Data records

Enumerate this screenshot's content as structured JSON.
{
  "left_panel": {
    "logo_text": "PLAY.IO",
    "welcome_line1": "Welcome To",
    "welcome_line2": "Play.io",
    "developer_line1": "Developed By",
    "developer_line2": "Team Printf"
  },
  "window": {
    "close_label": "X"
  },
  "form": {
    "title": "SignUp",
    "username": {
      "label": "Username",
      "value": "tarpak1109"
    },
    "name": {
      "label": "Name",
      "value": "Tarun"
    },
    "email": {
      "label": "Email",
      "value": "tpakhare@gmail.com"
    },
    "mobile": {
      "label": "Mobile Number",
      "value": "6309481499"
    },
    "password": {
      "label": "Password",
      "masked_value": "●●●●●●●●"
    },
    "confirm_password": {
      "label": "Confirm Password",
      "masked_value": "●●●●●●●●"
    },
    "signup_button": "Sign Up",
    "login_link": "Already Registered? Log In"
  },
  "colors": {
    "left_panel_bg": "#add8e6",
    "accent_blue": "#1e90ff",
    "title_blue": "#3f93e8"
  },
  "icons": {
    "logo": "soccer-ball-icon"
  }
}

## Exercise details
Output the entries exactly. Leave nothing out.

## Solution to this exercise
Enumerate this screenshot's content as structured JSON.
{
  "left_panel": {
    "logo_text": "PLAY.IO",
    "welcome_line1": "Welcome To",
    "welcome_line2": "Play.io",
    "developer_line1": "Developed By",
    "developer_line2": "Team Printf"
  },
  "window": {
    "close_label": "X"
  },
  "form": {
    "title": "SignUp",
    "username": {
      "label": "Username",
      "value": "tarpak1109"
    },
    "name": {
      "label": "Name",
      "value": "Tarun"
    },
    "email": {
      "label": "Email",
      "value": "tpakhare@gmail.com"
    },
    "mobile": {
      "label": "Mobile Number",
      "value": "6309481499"
    },
    "password": {
      "label": "Password",
      "masked_value": "●●●●●●●●"
    },
    "confirm_password": {
      "label": "Confirm Password",
      "masked_value": "●●●●●●●●"
    },
    "signup_button": "Sign Up",
    "login_link": "Already Registered? Log In"
  },
  "colors": {
    "left_panel_bg": "#add8e6",
    "accent_blue": "#1e90ff",
    "title_blue": "#3f93e8"
  },
  "icons": {
    "logo": "soccer-ball-icon"
  }
}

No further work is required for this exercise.